» Problem to solve
The complete listing should be copied out exactly.

» Source records

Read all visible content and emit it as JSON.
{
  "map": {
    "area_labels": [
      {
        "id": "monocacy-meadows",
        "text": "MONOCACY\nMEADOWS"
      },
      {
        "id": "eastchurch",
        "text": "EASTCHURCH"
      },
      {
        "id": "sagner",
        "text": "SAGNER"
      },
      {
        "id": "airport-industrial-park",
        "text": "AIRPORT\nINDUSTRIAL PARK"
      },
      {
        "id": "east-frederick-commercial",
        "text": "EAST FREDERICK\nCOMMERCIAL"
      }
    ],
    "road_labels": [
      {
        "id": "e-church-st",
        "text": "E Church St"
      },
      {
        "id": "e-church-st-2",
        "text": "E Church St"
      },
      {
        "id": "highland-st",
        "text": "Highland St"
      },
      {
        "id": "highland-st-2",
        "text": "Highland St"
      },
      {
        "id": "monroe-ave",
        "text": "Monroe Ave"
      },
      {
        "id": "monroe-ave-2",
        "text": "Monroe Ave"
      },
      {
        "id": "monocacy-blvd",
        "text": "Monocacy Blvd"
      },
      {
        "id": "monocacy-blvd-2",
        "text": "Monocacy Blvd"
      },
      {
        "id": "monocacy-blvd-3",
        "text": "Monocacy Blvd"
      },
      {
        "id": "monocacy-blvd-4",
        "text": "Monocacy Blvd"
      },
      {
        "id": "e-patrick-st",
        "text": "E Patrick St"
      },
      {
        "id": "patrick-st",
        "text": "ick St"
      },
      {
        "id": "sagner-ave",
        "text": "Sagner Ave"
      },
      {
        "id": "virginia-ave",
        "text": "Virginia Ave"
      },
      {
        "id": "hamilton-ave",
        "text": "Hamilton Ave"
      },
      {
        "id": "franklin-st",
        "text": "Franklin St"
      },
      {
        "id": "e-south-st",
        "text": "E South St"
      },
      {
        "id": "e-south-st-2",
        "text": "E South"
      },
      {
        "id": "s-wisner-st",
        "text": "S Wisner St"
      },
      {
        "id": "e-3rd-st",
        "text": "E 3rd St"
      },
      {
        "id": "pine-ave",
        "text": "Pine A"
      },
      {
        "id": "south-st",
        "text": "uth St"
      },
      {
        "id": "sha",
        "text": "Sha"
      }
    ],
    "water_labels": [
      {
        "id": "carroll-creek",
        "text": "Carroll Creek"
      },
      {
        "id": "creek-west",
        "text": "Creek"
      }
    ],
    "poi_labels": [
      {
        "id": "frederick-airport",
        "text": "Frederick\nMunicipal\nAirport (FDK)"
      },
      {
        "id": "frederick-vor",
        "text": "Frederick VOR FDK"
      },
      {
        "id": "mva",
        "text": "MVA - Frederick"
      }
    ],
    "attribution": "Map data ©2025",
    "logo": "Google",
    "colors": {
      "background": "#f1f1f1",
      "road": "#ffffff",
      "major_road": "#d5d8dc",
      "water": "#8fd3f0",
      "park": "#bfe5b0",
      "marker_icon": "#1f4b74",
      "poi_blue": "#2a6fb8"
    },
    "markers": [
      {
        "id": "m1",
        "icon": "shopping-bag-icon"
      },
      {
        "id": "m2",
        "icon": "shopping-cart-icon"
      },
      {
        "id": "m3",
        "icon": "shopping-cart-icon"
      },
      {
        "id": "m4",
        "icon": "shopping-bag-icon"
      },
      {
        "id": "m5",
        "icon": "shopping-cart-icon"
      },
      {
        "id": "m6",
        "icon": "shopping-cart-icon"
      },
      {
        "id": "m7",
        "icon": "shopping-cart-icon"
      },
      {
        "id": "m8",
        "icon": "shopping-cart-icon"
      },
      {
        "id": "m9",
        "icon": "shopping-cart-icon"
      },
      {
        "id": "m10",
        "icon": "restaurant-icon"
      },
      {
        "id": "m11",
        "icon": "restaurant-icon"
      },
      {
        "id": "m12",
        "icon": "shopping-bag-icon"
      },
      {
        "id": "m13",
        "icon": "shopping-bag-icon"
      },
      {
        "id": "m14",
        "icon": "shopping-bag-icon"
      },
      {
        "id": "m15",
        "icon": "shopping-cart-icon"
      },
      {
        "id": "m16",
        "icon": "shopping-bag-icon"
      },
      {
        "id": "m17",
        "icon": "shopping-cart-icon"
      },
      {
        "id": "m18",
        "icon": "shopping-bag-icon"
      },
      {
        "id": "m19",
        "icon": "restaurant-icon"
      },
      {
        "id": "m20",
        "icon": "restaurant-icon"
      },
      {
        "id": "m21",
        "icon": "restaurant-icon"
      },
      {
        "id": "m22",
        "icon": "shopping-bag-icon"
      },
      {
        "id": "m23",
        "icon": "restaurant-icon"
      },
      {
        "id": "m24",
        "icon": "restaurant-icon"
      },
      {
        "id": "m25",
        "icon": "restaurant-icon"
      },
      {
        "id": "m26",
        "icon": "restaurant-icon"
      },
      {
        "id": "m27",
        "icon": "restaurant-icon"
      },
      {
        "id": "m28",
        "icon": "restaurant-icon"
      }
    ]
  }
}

» Finished exercise
Read all visible content and emit it as JSON.
{
  "map": {
    "area_labels": [
      {
        "id": "monocacy-meadows",
        "text": "MONOCACY\nMEADOWS"
      },
      {
        "id": "eastchurch",
        "text": "EASTCHURCH"
      },
      {
        "id": "sagner",
        "text": "SAGNER"
      },
      {
        "id": "airport-industrial-park",
        "text": "AIRPORT\nINDUSTRIAL PARK"
      },
      {
        "id": "east-frederick-commercial",
        "text": "EAST FREDERICK\nCOMMERCIAL"
      }
    ],
    "road_labels": [
      {
        "id": "e-church-st",
        "text": "E Church St"
      },
      {
        "id": "e-church-st-2",
        "text": "E Church St"
      },
      {
        "id": "highland-st",
        "text": "Highland St"
      },
      {
        "id": "highland-st-2",
        "text": "Highland St"
      },
      {
        "id": "monroe-ave",
        "text": "Monroe Ave"
      },
      {
        "id": "monroe-ave-2",
        "text": "Monroe Ave"
      },
      {
        "id": "monocacy-blvd",
        "text": "Monocacy Blvd"
      },
      {
        "id": "monocacy-blvd-2",
        "text": "Monocacy Blvd"
      },
      {
        "id": "monocacy-blvd-3",
        "text": "Monocacy Blvd"
      },
      {
        "id": "monocacy-blvd-4",
        "text": "Monocacy Blvd"
      },
      {
        "id": "e-patrick-st",
        "text": "E Patrick St"
      },
      {
        "id": "patrick-st",
        "text": "ick St"
      },
      {
        "id": "sagner-ave",
        "text": "Sagner Ave"
      },
      {
        "id": "virginia-ave",
        "text": "Virginia Ave"
      },
      {
        "id": "hamilton-ave",
        "text": "Hamilton Ave"
      },
      {
        "id": "franklin-st",
        "text": "Franklin St"
      },
      {
        "id": "e-south-st",
        "text": "E South St"
      },
      {
        "id": "e-south-st-2",
        "text": "E South"
      },
      {
        "id": "s-wisner-st",
        "text": "S Wisner St"
      },
      {
        "id": "e-3rd-st",
        "text": "E 3rd St"
      },
      {
        "id": "pine-ave",
        "text": "Pine A"
      },
      {
        "id": "south-st",
        "text": "uth St"
      },
      {
        "id": "sha",
        "text": "Sha"
      }
    ],
    "water_labels": [
      {
        "id": "carroll-creek",
        "text": "Carroll Creek"
      },
      {
        "id": "creek-west",
        "text": "Creek"
      }
    ],
    "poi_labels": [
      {
        "id": "frederick-airport",
        "text": "Frederick\nMunicipal\nAirport (FDK)"
      },
      {
        "id": "frederick-vor",
        "text": "Frederick VOR FDK"
      },
      {
        "id": "mva",
        "text": "MVA - Frederick"
      }
    ],
    "attribution": "Map data ©2025",
    "logo": "Google",
    "colors": {
      "background": "#f1f1f1",
      "road": "#ffffff",
      "major_road": "#d5d8dc",
      "water": "#8fd3f0",
      "park": "#bfe5b0",
      "marker_icon": "#1f4b74",
      "poi_blue": "#2a6fb8"
    },
    "markers": [
      {
        "id": "m1",
        "icon": "shopping-bag-icon"
      },
      {
        "id": "m2",
        "icon": "shopping-cart-icon"
      },
      {
        "id": "m3",
        "icon": "shopping-cart-icon"
      },
      {
        "id": "m4",
        "icon": "shopping-bag-icon"
      },
      {
        "id": "m5",
        "icon": "shopping-cart-icon"
      },
      {
        "id": "m6",
        "icon": "shopping-cart-icon"
      },
      {
        "id": "m7",
        "icon": "shopping-cart-icon"
      },
      {
        "id": "m8",
        "icon": "shopping-cart-icon"
      },
      {
        "id": "m9",
        "icon": "shopping-cart-icon"
      },
      {
        "id": "m10",
        "icon": "restaurant-icon"
      },
      {
        "id": "m11",
        "icon": "restaurant-icon"
      },
      {
        "id": "m12",
        "icon": "shopping-bag-icon"
      },
      {
        "id": "m13",
        "icon": "shopping-bag-icon"
      },
      {
        "id": "m14",
        "icon": "shopping-bag-icon"
      },
      {
        "id": "m15",
        "icon": "shopping-cart-icon"
      },
      {
        "id": "m16",
        "icon": "shopping-bag-icon"
      },
      {
        "id": "m17",
        "icon": "shopping-cart-icon"
      },
      {
        "id": "m18",
        "icon": "shopping-bag-icon"
      },
      {
        "id": "m19",
        "icon": "restaurant-icon"
      },
      {
        "id": "m20",
        "icon": "restaurant-icon"
      },
      {
        "id": "m21",
        "icon": "restaurant-icon"
      },
      {
        "id": "m22",
        "icon": "shopping-bag-icon"
      },
      {
        "id": "m23",
        "icon": "restaurant-icon"
      },
      {
        "id": "m24",
        "icon": "restaurant-icon"
      },
      {
        "id": "m25",
        "icon": "restaurant-icon"
      },
      {
        "id": "m26",
        "icon": "restaurant-icon"
      },
      {
        "id": "m27",
        "icon": "restaurant-icon"
      },
      {
        "id": "m28",
        "icon": "restaurant-icon"
      }
    ]
  }
}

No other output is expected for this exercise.